The other day Bruce Rauner announced that his administration would be assisting St. Louis in getting the new Amazon headquarters as a backup to a potential Chicago location. If it seems a bit funny that the governor of Illinois would be helping another state get one of the most sought-after corporate projects in years, Rauner has an argument: “we have a major population center in Metro East, we have major strategic transportation advantages in Metro East around the St. Louis area.”
But doing so isn’t without its risks, and Crain’s Joe Cahill lit into Rauner:
Perhaps Rauner is so invested in his Illinois-as-basket-case narrative—and his personal animosity toward Chicago Mayor Rahm Emanuel and House Speaker Michael Madigan—that an economic coup for Chicago would feel like a defeat. Maybe he worries that an Amazon move to Chicago would undercut his argument that Illinois has become so unattractive to business that only deep reforms will save the state’s economy.
Rauner’s made a bit of his own bed in this instance, but there’s a logic to assisting St. Louis; the potential benefits to downstate are non-trivial. A lot of people, perhaps a surprising number, live in Illinois and commute to St. Louis.

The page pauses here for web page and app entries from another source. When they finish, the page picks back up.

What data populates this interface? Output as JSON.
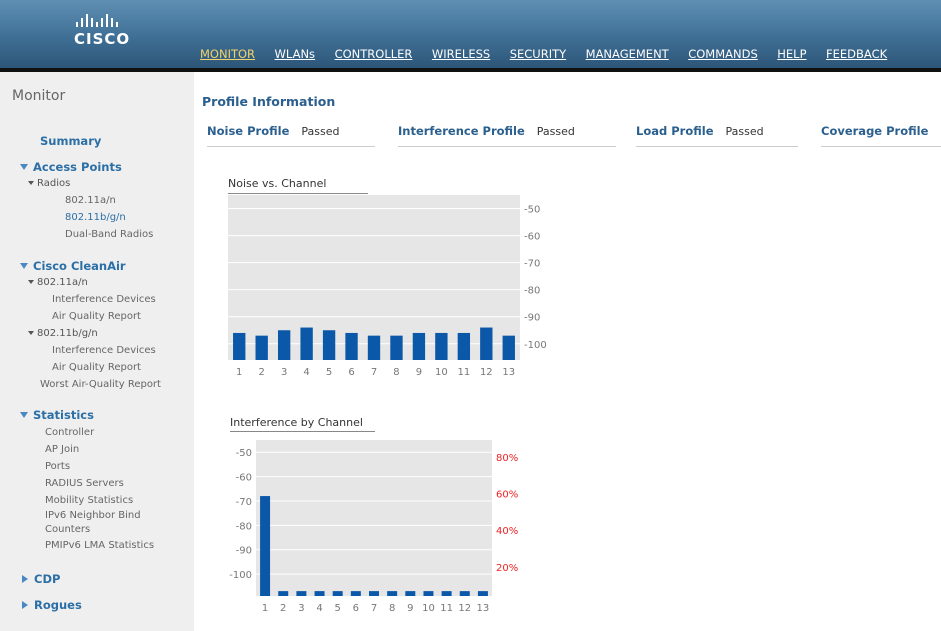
{
  "header": {
    "logo_text": "CISCO",
    "nav": [
      "MONITOR",
      "WLANs",
      "CONTROLLER",
      "WIRELESS",
      "SECURITY",
      "MANAGEMENT",
      "COMMANDS",
      "HELP",
      "FEEDBACK"
    ],
    "active_nav": "MONITOR"
  },
  "sidebar": {
    "title": "Monitor",
    "summary": "Summary",
    "access_points": {
      "label": "Access Points",
      "radios": "Radios",
      "items": [
        "802.11a/n",
        "802.11b/g/n",
        "Dual-Band Radios"
      ],
      "selected": "802.11b/g/n"
    },
    "cleanair": {
      "label": "Cisco CleanAir",
      "band_a": "802.11a/n",
      "band_a_items": [
        "Interference Devices",
        "Air Quality Report"
      ],
      "band_bg": "802.11b/g/n",
      "band_bg_items": [
        "Interference Devices",
        "Air Quality Report"
      ],
      "worst": "Worst Air-Quality Report"
    },
    "statistics": {
      "label": "Statistics",
      "items": [
        "Controller",
        "AP Join",
        "Ports",
        "RADIUS Servers",
        "Mobility Statistics",
        "IPv6 Neighbor Bind",
        "Counters",
        "PMIPv6 LMA Statistics"
      ]
    },
    "cdp": "CDP",
    "rogues": "Rogues"
  },
  "main": {
    "title": "Profile Information",
    "profiles": [
      {
        "label": "Noise Profile",
        "value": "Passed"
      },
      {
        "label": "Interference Profile",
        "value": "Passed"
      },
      {
        "label": "Load Profile",
        "value": "Passed"
      },
      {
        "label": "Coverage Profile",
        "value": ""
      }
    ]
  },
  "chart_data": [
    {
      "type": "bar",
      "title": "Noise vs. Channel",
      "categories": [
        "1",
        "2",
        "3",
        "4",
        "5",
        "6",
        "7",
        "8",
        "9",
        "10",
        "11",
        "12",
        "13"
      ],
      "values": [
        -96,
        -97,
        -95,
        -94,
        -95,
        -96,
        -97,
        -97,
        -96,
        -96,
        -96,
        -94,
        -97
      ],
      "y_ticks": [
        "-50",
        "-60",
        "-70",
        "-80",
        "-90",
        "-100"
      ],
      "ylim": [
        -106,
        -45
      ],
      "y_axis_side": "right",
      "bar_color": "#0b57a8",
      "grid": true
    },
    {
      "type": "bar",
      "title": "Interference by Channel",
      "categories": [
        "1",
        "2",
        "3",
        "4",
        "5",
        "6",
        "7",
        "8",
        "9",
        "10",
        "11",
        "12",
        "13"
      ],
      "values": [
        -68,
        -107,
        -107,
        -107,
        -107,
        -107,
        -107,
        -107,
        -107,
        -107,
        -107,
        -107,
        -107
      ],
      "y_ticks": [
        "-50",
        "-60",
        "-70",
        "-80",
        "-90",
        "-100"
      ],
      "ylim": [
        -109,
        -45
      ],
      "secondary_ticks": [
        "80%",
        "60%",
        "40%",
        "20%"
      ],
      "secondary_values": [
        1,
        0,
        0,
        0,
        0,
        0,
        0,
        0,
        0,
        0,
        0,
        0,
        0
      ],
      "bar_color": "#0b57a8",
      "secondary_color": "#ee2222",
      "grid": true
    }
  ]
}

According to the 2009-2013 American Community Survey, almost 37,000 people live in the Illinois counties that make up part of St. Louis’s metropolitan area—Bond, Calhoun, Clinton, Jersey, Macoupin, Madison, Monroe, and St. Clair—and work in the city of St. Louis. That’s about a third as large as the population that lives in St. Louis County and works in the city, and about half as many as both live and work in the city.
In the St. Louis metro, there are five counties (plus the city of St. Louis) where over 10,000 people live who also work in the city. Two are Illinois counties:
- St. Louis County: 97,322
- St. Louis City: 81,999
- St. Clair County (IL): 17,350
- Jefferson County: 14,193
- St. Charles County: 14,098
- Madison County (IL): 13,572
The ACS counts about 255,000 people who work in the city of St. Louis, which means about 15 percent of its workforce lives in Illinois. If the Amazon headquarters did generate the promised 50,000 jobs and the same percentage lived in Illinois as everyone else (a simplistic assumption, admittedly), that’s 7,500 new jobs for Illinois residents, with whatever property taxes and sales taxes they’d pay. Missouri would get the bulk of the benefits, but they’d also be responsible for whatever package is needed to land Amazon, which is likely to be extremely generous.
St. Louis would be a long shot, anyway. Amazon’s request for proposals says density and transit are priorities; St. Louis ranks 23rd in transit ridership among major American cities. (But there is light rail from St. Clair County.) As Conor Sen has noted, even if the RFP sets the minimum metro size at one million people, the company might need a metro much larger than that in order to staff up. St. Louis’s metro population is 2.8 million, about a million less than Seattle.
The other reason it’s unlikely that Rauner would undercut Chicago just to stick it to Madigan and Emanuel, and feed the downstate-Chicagoland animus for votes, is pretty simple. As Rich Miller noted in 2014 in Crain’s:
Mr. Rauner scored just above the magic 20 percent number in Chicago — the point where a Republican can help balance out the rest of the state’s vote. But he didn’t really need it. He out-performed Brady’s 2010 performance in suburban Cook County by six points, outdid the Downstater Brady in his own region by a point and hugely trumped Brady’s 2010 numbers throughout the collar counties.
I broke down the totals in a lot of detail here. Rauner did really, really well in Cook County and the collar counties, getting about 50,000 more votes than Bill Brady in 2010. He beat Pat Quinn, an extremely unpopular incumbent Democrat, by about 140,000 votes. Rauner is coming in to the next election after a two-year budget standoff and his Turnaround Agenda greatly diminished, and (as of March at least) brutal polling numbers among independents. An Amazon headquarters in Chicago would benefit the collar counties, and he theoretically still has the potential to do well there.
Rauner doesn’t have a realistic incentive to shortchange Chicago’s bid; he does have some modest but real incentives to give Missouri some assistance. It’s a decent Plan B, and Illinois needs all the plans it can get.